Task directions
Type out the data again. Keep every line exactly the same.

Data records

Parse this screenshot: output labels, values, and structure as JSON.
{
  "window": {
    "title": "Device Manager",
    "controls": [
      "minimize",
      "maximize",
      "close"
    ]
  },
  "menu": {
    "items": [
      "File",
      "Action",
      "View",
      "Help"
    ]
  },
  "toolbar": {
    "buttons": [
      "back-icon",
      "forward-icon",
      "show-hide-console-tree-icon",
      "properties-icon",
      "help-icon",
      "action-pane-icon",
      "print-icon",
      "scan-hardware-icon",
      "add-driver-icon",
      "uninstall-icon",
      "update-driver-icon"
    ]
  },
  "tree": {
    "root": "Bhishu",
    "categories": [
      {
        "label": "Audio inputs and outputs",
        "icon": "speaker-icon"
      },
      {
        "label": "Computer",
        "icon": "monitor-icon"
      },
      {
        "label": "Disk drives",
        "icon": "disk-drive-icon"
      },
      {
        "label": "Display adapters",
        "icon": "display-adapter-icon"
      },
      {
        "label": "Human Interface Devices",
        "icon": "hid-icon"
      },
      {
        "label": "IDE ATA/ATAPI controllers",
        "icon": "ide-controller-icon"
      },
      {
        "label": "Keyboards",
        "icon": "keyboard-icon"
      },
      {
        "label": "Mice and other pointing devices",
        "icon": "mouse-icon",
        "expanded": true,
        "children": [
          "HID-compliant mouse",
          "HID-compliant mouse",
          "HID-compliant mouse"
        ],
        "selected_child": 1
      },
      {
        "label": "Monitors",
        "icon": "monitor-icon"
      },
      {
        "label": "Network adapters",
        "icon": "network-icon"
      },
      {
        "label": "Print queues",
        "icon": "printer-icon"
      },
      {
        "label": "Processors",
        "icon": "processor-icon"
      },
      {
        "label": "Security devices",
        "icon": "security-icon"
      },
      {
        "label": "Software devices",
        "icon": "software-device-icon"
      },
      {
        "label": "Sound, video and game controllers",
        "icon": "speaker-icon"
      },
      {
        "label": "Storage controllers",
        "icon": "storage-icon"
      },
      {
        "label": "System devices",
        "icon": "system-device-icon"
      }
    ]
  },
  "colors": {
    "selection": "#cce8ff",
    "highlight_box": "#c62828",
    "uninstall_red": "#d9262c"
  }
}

Answer to this problem
Parse this screenshot: output labels, values, and structure as JSON.
{
  "window": {
    "title": "Device Manager",
    "controls": [
      "minimize",
      "maximize",
      "close"
    ]
  },
  "menu": {
    "items": [
      "File",
      "Action",
      "View",
      "Help"
    ]
  },
  "toolbar": {
    "buttons": [
      "back-icon",
      "forward-icon",
      "show-hide-console-tree-icon",
      "properties-icon",
      "help-icon",
      "action-pane-icon",
      "print-icon",
      "scan-hardware-icon",
      "add-driver-icon",
      "uninstall-icon",
      "update-driver-icon"
    ]
  },
  "tree": {
    "root": "Bhishu",
    "categories": [
      {
        "label": "Audio inputs and outputs",
        "icon": "speaker-icon"
      },
      {
        "label": "Computer",
        "icon": "monitor-icon"
      },
      {
        "label": "Disk drives",
        "icon": "disk-drive-icon"
      },
      {
        "label": "Display adapters",
        "icon": "display-adapter-icon"
      },
      {
        "label": "Human Interface Devices",
        "icon": "hid-icon"
      },
      {
        "label": "IDE ATA/ATAPI controllers",
        "icon": "ide-controller-icon"
      },
      {
        "label": "Keyboards",
        "icon": "keyboard-icon"
      },
      {
        "label": "Mice and other pointing devices",
        "icon": "mouse-icon",
        "expanded": true,
        "children": [
          "HID-compliant mouse",
          "HID-compliant mouse",
          "HID-compliant mouse"
        ],
        "selected_child": 1
      },
      {
        "label": "Monitors",
        "icon": "monitor-icon"
      },
      {
        "label": "Network adapters",
        "icon": "network-icon"
      },
      {
        "label": "Print queues",
        "icon": "printer-icon"
      },
      {
        "label": "Processors",
        "icon": "processor-icon"
      },
      {
        "label": "Security devices",
        "icon": "security-icon"
      },
      {
        "label": "Software devices",
        "icon": "software-device-icon"
      },
      {
        "label": "Sound, video and game controllers",
        "icon": "speaker-icon"
      },
      {
        "label": "Storage controllers",
        "icon": "storage-icon"
      },
      {
        "label": "System devices",
        "icon": "system-device-icon"
      }
    ]
  },
  "colors": {
    "selection": "#cce8ff",
    "highlight_box": "#c62828",
    "uninstall_red": "#d9262c"
  }
}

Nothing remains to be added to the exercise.